WORK INSTRUCTIONS:
Write the data out again, word for word.

Segment Start: MATERIAL PROVIDED

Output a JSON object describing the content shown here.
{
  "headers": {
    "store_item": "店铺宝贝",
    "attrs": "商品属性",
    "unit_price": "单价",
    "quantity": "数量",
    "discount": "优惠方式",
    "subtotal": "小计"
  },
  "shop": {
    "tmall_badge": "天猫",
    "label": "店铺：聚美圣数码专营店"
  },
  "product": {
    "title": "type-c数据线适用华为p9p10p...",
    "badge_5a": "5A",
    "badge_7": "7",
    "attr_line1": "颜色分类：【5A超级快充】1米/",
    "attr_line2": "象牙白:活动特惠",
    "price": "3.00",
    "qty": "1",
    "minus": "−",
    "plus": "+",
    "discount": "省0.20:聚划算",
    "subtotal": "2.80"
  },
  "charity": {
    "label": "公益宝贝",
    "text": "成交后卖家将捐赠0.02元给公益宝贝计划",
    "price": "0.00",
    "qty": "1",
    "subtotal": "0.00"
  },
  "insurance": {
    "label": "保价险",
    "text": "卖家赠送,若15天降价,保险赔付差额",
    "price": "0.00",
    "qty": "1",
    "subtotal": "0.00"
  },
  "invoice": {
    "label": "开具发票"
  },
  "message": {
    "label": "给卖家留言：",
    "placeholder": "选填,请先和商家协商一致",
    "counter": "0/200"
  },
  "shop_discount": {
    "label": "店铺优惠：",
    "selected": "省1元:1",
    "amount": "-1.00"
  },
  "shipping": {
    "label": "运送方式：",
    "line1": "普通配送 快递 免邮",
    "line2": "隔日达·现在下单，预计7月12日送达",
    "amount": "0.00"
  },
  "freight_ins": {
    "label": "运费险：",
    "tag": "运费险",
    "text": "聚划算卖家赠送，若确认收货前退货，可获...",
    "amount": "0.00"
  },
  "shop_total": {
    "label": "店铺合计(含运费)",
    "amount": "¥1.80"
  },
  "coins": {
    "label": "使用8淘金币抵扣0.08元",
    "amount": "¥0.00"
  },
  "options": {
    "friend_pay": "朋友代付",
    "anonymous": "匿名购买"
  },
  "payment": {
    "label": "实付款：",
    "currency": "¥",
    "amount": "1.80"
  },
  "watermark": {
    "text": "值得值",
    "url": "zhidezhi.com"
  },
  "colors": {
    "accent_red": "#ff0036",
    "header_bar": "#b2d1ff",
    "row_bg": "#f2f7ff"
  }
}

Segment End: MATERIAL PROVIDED

ANSWER SECTION:
Output a JSON object describing the content shown here.
{
  "headers": {
    "store_item": "店铺宝贝",
    "attrs": "商品属性",
    "unit_price": "单价",
    "quantity": "数量",
    "discount": "优惠方式",
    "subtotal": "小计"
  },
  "shop": {
    "tmall_badge": "天猫",
    "label": "店铺：聚美圣数码专营店"
  },
  "product": {
    "title": "type-c数据线适用华为p9p10p...",
    "badge_5a": "5A",
    "badge_7": "7",
    "attr_line1": "颜色分类：【5A超级快充】1米/",
    "attr_line2": "象牙白:活动特惠",
    "price": "3.00",
    "qty": "1",
    "minus": "−",
    "plus": "+",
    "discount": "省0.20:聚划算",
    "subtotal": "2.80"
  },
  "charity": {
    "label": "公益宝贝",
    "text": "成交后卖家将捐赠0.02元给公益宝贝计划",
    "price": "0.00",
    "qty": "1",
    "subtotal": "0.00"
  },
  "insurance": {
    "label": "保价险",
    "text": "卖家赠送,若15天降价,保险赔付差额",
    "price": "0.00",
    "qty": "1",
    "subtotal": "0.00"
  },
  "invoice": {
    "label": "开具发票"
  },
  "message": {
    "label": "给卖家留言：",
    "placeholder": "选填,请先和商家协商一致",
    "counter": "0/200"
  },
  "shop_discount": {
    "label": "店铺优惠：",
    "selected": "省1元:1",
    "amount": "-1.00"
  },
  "shipping": {
    "label": "运送方式：",
    "line1": "普通配送 快递 免邮",
    "line2": "隔日达·现在下单，预计7月12日送达",
    "amount": "0.00"
  },
  "freight_ins": {
    "label": "运费险：",
    "tag": "运费险",
    "text": "聚划算卖家赠送，若确认收货前退货，可获...",
    "amount": "0.00"
  },
  "shop_total": {
    "label": "店铺合计(含运费)",
    "amount": "¥1.80"
  },
  "coins": {
    "label": "使用8淘金币抵扣0.08元",
    "amount": "¥0.00"
  },
  "options": {
    "friend_pay": "朋友代付",
    "anonymous": "匿名购买"
  },
  "payment": {
    "label": "实付款：",
    "currency": "¥",
    "amount": "1.80"
  },
  "watermark": {
    "text": "值得值",
    "url": "zhidezhi.com"
  },
  "colors": {
    "accent_red": "#ff0036",
    "header_bar": "#b2d1ff",
    "row_bg": "#f2f7ff"
  }
}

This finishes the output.